If your team is like most, it probably did the latter. And think of all the time wasted! Imagine if you came up with your idea for improvement on the first day of a new 2-week sprint. How much time could you have saved by raising the issue immediately rather than waiting a few weeks for the scheduled retrospective? That’s where the idea of a continuous retrospective comes in.
How to Run a Continuous Retrospective
By continuous, I certainly don’t mean to imply that your team should constantly be sitting in a room running Lean Coffee or 4L. Instead, continuous retrospectives rely on different techniques to be effective.
The one I like the most is through the use of a modified kanban board. Take a prominent spot on your team’s wall and put up the columns: Ideas, Doing, Done. Whenever you have an idea for improvement, immediately write it down on a sticky note and put it in the “Ideas” column of your board for everyone on your team to see. If you want, write your name down so people will know whose idea it was.
If you’re confident in your idea and want to start working on it right away, immediately move it to the “Doing” column. More likely, you will want to get some feedback from your team before trying to work on it yourself. If that’s the case, use the Daily Scrum to mention your idea to your team and ask anyone who is interested for a breakout session after the Daily Scrum is over. If it’s a good idea, people will jump at the chance.
Achieving True Continuous Improvement
Continuous retrospectives are not incompatible with sprint retrospectives. In some ways, sprint retrospectives become even more useful if your team is thinking about how it can improve throughout the sprint. That’s because by the time you’re ready for your sprint retrospective, your team will have already generated a number of ideas for improvement. The sprint retrospective can then be used to go over these ideas, prioritize them, and pick the best ones to try to work on in the next sprint. Continuous retrospectives can therefore make your sprint retrospectives more focused.
Put another way, if continuous deployment is a “zen” state for programmers and product managers, shouldn’t continuous retrospectives be the “zen” state for Scrum masters? More succinctly, if retrospectives are supposed to drive continuous improvement, shouldn’t they be run continuously?
David Horowitz is the CEO and Co-Founder of Retrium, a tool that makes retrospectives for distributed teams easy and effective. It implements a number of the most popular retrospective techniques, including 4Ls, Mad Sad Glad, and Start Stop Continue.
The Why and How of Agile Retrospectives

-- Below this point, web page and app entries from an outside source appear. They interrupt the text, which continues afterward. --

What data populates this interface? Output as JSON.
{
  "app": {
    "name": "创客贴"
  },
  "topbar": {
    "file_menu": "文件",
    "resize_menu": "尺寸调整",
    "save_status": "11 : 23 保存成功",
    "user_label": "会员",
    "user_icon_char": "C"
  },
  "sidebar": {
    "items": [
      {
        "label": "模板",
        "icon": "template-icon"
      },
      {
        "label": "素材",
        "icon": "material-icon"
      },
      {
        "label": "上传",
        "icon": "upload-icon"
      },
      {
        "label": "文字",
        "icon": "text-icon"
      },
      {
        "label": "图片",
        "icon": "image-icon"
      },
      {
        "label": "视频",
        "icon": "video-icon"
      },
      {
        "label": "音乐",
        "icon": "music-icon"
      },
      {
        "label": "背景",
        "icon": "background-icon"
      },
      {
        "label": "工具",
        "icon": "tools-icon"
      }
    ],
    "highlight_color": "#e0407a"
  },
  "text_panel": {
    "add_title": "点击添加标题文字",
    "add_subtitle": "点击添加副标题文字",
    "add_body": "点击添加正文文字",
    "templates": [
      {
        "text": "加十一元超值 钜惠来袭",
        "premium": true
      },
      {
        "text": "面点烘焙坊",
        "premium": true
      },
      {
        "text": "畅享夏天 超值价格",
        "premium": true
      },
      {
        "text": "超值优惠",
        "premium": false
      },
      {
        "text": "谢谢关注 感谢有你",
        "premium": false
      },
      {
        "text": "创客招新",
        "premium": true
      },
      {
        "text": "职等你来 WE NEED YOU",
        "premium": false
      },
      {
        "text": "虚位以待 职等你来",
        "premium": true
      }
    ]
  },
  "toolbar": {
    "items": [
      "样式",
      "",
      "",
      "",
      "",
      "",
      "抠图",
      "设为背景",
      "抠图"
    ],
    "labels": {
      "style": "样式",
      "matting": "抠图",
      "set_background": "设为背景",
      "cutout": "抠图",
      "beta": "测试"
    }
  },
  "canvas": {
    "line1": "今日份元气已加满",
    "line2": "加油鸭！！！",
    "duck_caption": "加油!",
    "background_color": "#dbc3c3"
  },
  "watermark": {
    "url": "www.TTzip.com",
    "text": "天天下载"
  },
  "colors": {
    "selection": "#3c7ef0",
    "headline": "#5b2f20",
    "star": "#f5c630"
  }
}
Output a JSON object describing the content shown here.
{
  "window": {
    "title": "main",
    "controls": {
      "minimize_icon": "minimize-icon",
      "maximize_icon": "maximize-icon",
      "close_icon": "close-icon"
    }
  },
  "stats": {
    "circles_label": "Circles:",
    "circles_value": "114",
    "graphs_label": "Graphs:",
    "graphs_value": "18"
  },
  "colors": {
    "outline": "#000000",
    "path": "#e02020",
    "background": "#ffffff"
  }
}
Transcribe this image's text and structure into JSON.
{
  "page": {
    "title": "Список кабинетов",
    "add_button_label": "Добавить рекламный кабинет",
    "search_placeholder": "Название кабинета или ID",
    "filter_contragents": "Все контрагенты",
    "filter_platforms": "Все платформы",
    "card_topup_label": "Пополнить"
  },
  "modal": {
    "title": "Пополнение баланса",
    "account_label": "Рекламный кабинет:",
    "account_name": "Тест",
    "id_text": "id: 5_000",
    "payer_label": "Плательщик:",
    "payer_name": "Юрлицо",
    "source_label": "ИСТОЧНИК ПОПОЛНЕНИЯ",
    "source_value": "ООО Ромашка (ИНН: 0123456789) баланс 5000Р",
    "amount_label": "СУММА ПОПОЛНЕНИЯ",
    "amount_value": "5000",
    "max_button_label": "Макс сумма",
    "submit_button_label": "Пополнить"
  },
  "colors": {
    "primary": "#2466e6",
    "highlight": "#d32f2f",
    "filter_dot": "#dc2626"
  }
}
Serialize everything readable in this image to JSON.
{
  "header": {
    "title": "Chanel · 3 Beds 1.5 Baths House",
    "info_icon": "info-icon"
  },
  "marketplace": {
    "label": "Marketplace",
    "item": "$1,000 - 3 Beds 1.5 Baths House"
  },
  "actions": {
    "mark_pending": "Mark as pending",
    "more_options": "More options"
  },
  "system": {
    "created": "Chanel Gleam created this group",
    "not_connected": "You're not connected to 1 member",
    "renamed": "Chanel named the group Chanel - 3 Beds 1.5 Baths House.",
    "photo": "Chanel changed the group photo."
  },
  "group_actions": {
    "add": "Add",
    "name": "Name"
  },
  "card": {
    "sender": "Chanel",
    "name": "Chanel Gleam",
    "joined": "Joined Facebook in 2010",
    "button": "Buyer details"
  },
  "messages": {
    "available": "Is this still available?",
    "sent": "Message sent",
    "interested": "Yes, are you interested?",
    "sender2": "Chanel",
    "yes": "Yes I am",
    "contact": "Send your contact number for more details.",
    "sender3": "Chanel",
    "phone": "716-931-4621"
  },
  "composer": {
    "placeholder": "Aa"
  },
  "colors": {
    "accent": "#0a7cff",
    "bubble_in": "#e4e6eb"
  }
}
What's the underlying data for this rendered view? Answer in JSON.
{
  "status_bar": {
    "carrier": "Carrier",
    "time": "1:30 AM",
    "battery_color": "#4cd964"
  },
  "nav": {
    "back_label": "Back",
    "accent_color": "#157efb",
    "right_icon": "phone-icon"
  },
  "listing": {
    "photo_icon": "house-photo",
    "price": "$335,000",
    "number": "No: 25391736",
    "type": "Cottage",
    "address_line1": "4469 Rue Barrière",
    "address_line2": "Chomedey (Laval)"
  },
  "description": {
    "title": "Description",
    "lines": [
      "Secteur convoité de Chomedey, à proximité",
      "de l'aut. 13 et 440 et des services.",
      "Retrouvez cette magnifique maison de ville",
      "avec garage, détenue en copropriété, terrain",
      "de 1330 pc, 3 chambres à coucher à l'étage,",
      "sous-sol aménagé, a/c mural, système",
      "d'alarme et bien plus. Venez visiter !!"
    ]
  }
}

This guest post from David Horowitz inspires you to use agile retrospectives for continuous improvement. To make retrospectives stick in organizations and get more business value is important to know why you are doing retrospectives and use appropriate exercises in agile retrospectives. The book Getting Value out of Agile Retrospectives from Luis Gonçalves and Ben Linders provides many different retrospective exercises that you can use to design effective retrospectives for continuous sustainable improvement.